In eastern Burkina Faso, West Africa, insecurity and the constant threat of terrorism is causing many teachers and students to flee their schools and even their villages. In response, Aide et Action is offering educational continuity to displaced students and teachers.
Ounténi Noula, (pictured above) principal of Koulfo primary school in eastern Burkina Faso, was forced to flee his school during the 2020-2021 school year. And for good reason, the terrorist threat, very strong in his area, did not allow the continuation of classical education. Displaced to the town’s capital of Manni, Aide et Action, alongside municipal authorities is now supporting Ounténi and many of his students who were in the exam class.
Particularly difficult teaching conditions
Through our existing Enlightened School project, we have created the Resource Center for Quality Education (EECREQ) in partnership with the French Development Agency (AFD to support students in preparing for end-of-year exams. Despite the difficult context, this year, an average of 60% of students obtained their Certificate of Primary Studies (CEP). This crucial step will open the doors to secondary school for them.
Powerless in the face of terrorists who dictate their law in several areas of Burkina Faso, teachers are tense.

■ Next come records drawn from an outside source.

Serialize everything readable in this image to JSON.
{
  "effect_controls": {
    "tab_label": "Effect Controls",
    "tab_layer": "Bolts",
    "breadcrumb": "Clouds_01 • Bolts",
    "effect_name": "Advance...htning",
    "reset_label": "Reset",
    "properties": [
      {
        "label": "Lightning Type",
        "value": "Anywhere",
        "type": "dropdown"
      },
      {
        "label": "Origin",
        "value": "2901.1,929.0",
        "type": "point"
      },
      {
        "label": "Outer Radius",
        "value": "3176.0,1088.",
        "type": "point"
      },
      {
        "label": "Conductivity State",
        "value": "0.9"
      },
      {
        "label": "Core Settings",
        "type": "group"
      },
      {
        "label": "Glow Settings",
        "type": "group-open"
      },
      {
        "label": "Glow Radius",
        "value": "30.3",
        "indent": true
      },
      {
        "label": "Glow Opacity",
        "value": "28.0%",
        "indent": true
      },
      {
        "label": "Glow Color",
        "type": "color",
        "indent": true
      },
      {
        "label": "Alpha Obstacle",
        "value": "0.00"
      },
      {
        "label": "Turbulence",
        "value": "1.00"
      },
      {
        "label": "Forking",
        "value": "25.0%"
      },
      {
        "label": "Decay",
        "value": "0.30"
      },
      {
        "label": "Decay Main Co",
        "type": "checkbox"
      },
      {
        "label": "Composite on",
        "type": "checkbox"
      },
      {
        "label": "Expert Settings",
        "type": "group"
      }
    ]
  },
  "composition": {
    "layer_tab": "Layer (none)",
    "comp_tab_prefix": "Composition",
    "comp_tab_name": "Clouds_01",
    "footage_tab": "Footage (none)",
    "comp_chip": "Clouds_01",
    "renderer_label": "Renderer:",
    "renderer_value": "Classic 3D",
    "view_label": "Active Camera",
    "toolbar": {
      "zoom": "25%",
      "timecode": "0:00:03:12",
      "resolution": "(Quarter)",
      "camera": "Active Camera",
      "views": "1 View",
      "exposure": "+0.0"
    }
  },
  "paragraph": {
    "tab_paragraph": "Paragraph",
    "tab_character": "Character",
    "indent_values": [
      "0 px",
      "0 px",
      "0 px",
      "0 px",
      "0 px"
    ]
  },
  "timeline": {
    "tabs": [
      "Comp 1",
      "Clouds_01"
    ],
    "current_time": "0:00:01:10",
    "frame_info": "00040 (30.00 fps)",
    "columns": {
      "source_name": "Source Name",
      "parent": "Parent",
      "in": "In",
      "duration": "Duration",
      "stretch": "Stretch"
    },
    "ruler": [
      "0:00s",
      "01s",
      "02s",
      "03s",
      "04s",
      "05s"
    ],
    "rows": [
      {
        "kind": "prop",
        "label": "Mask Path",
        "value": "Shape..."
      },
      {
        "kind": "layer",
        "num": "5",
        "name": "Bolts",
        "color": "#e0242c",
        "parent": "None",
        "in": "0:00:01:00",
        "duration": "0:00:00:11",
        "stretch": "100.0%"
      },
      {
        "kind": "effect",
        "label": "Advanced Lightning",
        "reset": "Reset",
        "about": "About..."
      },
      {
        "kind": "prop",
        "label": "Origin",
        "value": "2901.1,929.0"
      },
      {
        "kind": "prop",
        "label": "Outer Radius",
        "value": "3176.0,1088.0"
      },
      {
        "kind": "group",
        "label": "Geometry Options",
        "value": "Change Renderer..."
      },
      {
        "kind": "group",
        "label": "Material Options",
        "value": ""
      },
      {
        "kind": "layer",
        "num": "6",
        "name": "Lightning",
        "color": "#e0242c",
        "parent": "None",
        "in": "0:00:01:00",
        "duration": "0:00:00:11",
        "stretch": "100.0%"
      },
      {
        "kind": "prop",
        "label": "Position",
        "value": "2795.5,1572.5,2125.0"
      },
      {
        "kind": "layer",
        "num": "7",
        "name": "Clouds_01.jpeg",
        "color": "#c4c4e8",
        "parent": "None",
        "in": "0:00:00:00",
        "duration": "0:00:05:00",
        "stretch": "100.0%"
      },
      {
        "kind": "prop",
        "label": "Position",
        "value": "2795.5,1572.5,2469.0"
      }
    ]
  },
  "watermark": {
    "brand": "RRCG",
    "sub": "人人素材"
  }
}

Teaching conditions with bloated numbers are not the easiest. But, despite the risks, they are keen on educating children to reduce early school leaving and above all to avoid the risk of young people becoming potential recruits for terrorist groups.
Fight to keep children in the education system
“Following the attack on the village by terrorists, we closed the school last year,” explains Ounténi. Now, Ounténi has been redeployed to Manni East school as principal where he has received support from us in the form of health and nutritional supplies, enabling the students to continue to learn.
“We have tried to get as many of our students back as possible so that they do not drop out of the education system. Following the movement of the students to Manni, parents of the students received threats ordering them to return the Koulfo. I have personally received calls from parents of students asking us to let their children come back to the village. I opposed this. We cannot sacrifice the future of our children. We held on and they dropped that requirement. The children are with us at Manni and we continue the lessons. What is at stake today is the future of children. I encourage my colleagues to stay the course. If we abdicate, children risk ending up in the hands of terrorists. Today we have classes of over 110 students. It is an exceptional situation that we are trying to manage as best we can to keep everyone in school. “